On 17 February 2017, the Minister of Transport announced(external link) New Zealand’s participation in an Australasian trial programme using a satellite-based augmentation system (SBAS) test bed. This project will run for two years and started in February 2017. During this period the trial programme will include a range of both transport and non-transport industry sectors that would potentially benefit from having SBAS available. The trial programme will help with the development of a business case for the provision of an SBAS service for Australasia.
The project will test three types of SBAS: current generation; next generation; and a technology called precise point positioning that is not yet suitable for mobile platforms. The trial of next-generation SBAS will be a world first.
The test-bed is being provided by Lockheed Martin, GMV and Inmarsat.
New Zealand is contributing A$2 million to the project. The project is being managed through the Australasian Cooperative Research Centre for Spatial Information (CRC-SI)(external link).
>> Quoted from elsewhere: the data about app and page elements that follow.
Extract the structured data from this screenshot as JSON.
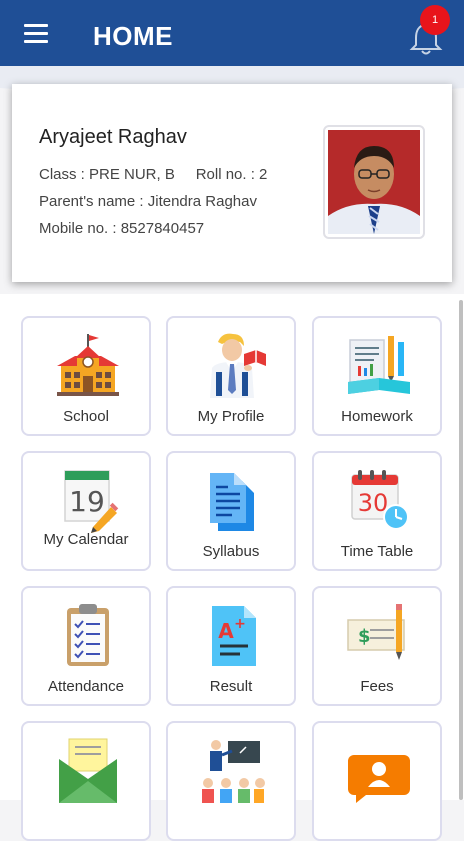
{
  "appbar": {
    "title": "HOME",
    "notification_count": "1",
    "colors": {
      "primary": "#1f4f96",
      "badge": "#e8141b"
    }
  },
  "student": {
    "name": "Aryajeet Raghav",
    "class_roll": "Class : PRE NUR, B     Roll no. : 2",
    "parent": "Parent's name : Jitendra Raghav",
    "mobile": "Mobile no. : 8527840457"
  },
  "menu": [
    {
      "label": "School",
      "icon": "school-building-icon"
    },
    {
      "label": "My Profile",
      "icon": "teacher-profile-icon"
    },
    {
      "label": "Homework",
      "icon": "homework-book-icon"
    },
    {
      "label": "My Calendar",
      "icon": "calendar-19-icon"
    },
    {
      "label": "Syllabus",
      "icon": "documents-icon"
    },
    {
      "label": "Time Table",
      "icon": "calendar-clock-icon"
    },
    {
      "label": "Attendance",
      "icon": "clipboard-checklist-icon"
    },
    {
      "label": "Result",
      "icon": "grade-report-icon"
    },
    {
      "label": "Fees",
      "icon": "cheque-pencil-icon"
    },
    {
      "label": "",
      "icon": "envelope-letter-icon"
    },
    {
      "label": "",
      "icon": "classroom-teacher-icon"
    },
    {
      "label": "",
      "icon": "chat-person-icon"
    }
  ]
}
CRC-SI will be calling for expressions of interest in participating in the trials in March 2017.
New Zealand departments and agencies involved in the project include Land Information New Zealand, the Ministry of Business, Innovation and Employment, the Ministry of Transport, the New Zealand Transport Agency and the Civil Aviation Authority.
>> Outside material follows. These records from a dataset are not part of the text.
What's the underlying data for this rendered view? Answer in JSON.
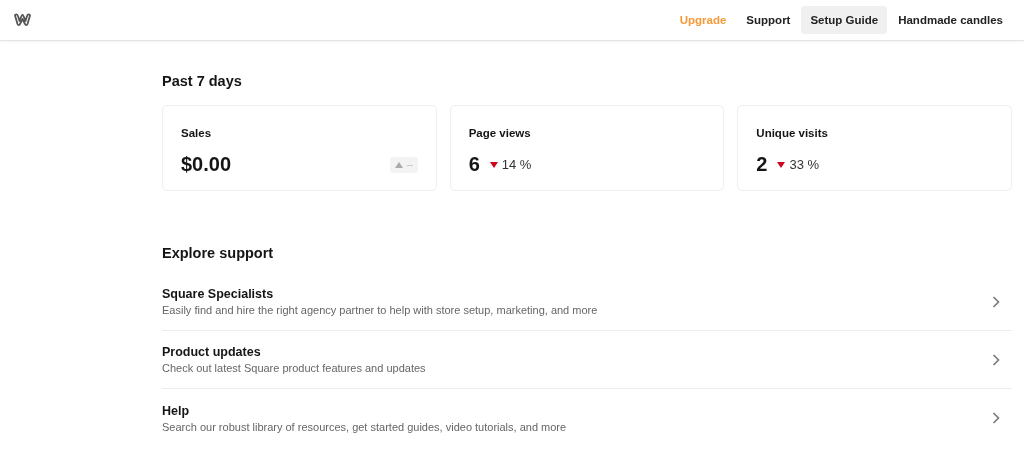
{
  "nav": [
    {
      "label": "Upgrade",
      "kind": "upgrade",
      "selected": false
    },
    {
      "label": "Support",
      "kind": "link",
      "selected": false
    },
    {
      "label": "Setup Guide",
      "kind": "link",
      "selected": true
    },
    {
      "label": "Handmade candles",
      "kind": "link",
      "selected": false
    }
  ],
  "stats_title": "Past 7 days",
  "stats": [
    {
      "label": "Sales",
      "value": "$0.00",
      "kind": "neutral",
      "change": "--"
    },
    {
      "label": "Page views",
      "value": "6",
      "kind": "down",
      "change": "14 %"
    },
    {
      "label": "Unique visits",
      "value": "2",
      "kind": "down",
      "change": "33 %"
    }
  ],
  "support_title": "Explore support",
  "support": [
    {
      "title": "Square Specialists",
      "description": "Easily find and hire the right agency partner to help with store setup, marketing, and more"
    },
    {
      "title": "Product updates",
      "description": "Check out latest Square product features and updates"
    },
    {
      "title": "Help",
      "description": "Search our robust library of resources, get started guides, video tutorials, and more"
    }
  ]
}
SBAS improves the positioning and timing accuracy and integrity of global satellite navigation systems such as the global positioning system (GPS). SBAS involves the use of a network of ground reference stations to compute corrections for sending GNSS receivers via satellite. SBAS coverage is currently available in most parts of the developed world but not yet for Australasia.
SBAS has a wide range of potential applications for all modes of transport.
The importance of positioning technology to transport is recognised in the Government’s Intelligent Transport Systems Technology Action Plan 2014-18 (see in particular Section 4.7 on page 16).
More detail about the SBAS project is available on the Land Information New Zealand web site(external link). Background information on positioning and transport is available here.
Last updated on: